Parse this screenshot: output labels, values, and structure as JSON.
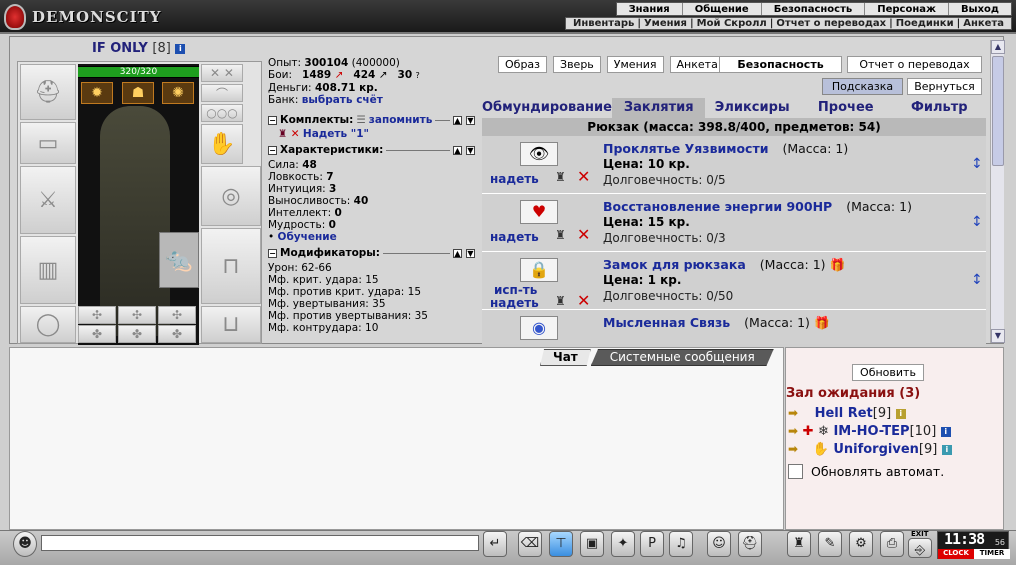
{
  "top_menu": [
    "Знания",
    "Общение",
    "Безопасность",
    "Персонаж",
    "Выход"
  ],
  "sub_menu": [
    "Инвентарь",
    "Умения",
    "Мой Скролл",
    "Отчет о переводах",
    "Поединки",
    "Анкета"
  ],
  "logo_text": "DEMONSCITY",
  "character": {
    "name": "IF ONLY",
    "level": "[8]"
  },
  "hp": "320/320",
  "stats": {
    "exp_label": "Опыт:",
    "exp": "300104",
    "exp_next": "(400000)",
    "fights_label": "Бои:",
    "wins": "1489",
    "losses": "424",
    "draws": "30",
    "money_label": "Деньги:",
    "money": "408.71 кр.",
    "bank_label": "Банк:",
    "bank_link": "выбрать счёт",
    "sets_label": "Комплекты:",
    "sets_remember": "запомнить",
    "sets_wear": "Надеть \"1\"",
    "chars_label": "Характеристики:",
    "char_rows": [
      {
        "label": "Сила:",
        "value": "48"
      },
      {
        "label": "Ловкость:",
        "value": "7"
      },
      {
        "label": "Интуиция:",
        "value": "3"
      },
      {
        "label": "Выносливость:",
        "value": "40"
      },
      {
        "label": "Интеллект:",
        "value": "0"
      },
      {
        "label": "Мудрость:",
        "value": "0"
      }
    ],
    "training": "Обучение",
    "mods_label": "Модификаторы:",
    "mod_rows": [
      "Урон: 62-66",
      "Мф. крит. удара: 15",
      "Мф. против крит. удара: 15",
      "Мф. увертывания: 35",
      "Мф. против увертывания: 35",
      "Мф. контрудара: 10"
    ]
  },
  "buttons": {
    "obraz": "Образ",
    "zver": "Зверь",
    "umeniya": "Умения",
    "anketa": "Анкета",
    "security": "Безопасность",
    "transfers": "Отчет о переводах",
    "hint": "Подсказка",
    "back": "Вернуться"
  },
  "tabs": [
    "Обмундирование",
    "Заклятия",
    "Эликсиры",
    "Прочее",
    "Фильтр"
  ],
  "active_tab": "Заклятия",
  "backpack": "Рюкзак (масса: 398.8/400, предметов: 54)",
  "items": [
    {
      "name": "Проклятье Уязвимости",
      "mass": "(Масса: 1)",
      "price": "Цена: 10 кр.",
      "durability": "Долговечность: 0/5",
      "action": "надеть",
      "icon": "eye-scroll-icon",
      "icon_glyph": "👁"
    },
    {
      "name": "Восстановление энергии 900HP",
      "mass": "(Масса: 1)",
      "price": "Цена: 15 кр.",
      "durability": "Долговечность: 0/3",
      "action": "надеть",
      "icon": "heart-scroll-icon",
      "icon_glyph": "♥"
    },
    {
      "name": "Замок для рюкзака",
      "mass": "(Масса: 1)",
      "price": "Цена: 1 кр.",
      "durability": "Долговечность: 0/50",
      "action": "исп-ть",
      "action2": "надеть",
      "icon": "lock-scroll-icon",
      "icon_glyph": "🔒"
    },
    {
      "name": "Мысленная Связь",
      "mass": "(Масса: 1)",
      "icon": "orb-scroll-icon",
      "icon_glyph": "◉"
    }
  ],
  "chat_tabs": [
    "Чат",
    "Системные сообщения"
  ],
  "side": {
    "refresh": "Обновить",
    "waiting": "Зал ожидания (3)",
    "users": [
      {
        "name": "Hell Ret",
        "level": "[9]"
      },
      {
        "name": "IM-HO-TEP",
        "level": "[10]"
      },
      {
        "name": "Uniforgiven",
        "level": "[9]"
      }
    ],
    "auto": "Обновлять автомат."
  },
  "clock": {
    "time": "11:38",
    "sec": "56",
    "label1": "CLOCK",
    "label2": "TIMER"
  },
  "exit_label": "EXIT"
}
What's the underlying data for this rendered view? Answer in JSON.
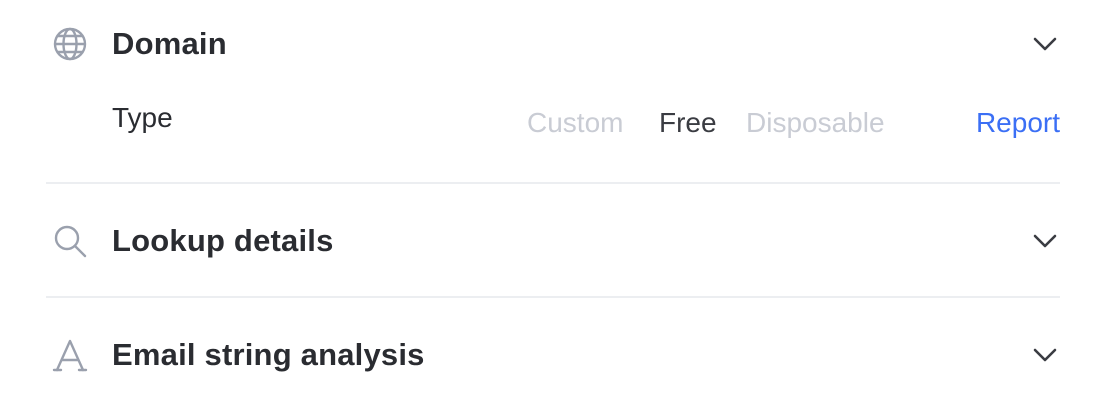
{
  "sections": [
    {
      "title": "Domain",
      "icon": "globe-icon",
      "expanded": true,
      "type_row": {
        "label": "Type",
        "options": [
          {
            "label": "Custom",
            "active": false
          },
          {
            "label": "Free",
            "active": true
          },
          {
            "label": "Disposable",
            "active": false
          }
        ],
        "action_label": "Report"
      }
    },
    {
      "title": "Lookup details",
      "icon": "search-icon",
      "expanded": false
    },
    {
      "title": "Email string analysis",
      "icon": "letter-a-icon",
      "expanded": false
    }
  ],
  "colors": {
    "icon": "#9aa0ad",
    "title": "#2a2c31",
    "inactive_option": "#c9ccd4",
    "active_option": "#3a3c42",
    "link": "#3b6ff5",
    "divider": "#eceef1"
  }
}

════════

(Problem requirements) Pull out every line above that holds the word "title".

(Solution to the exercise)
      "title": "Domain",
      "title": "Lookup details",
      "title": "Email string analysis",
    "title": "#2a2c31",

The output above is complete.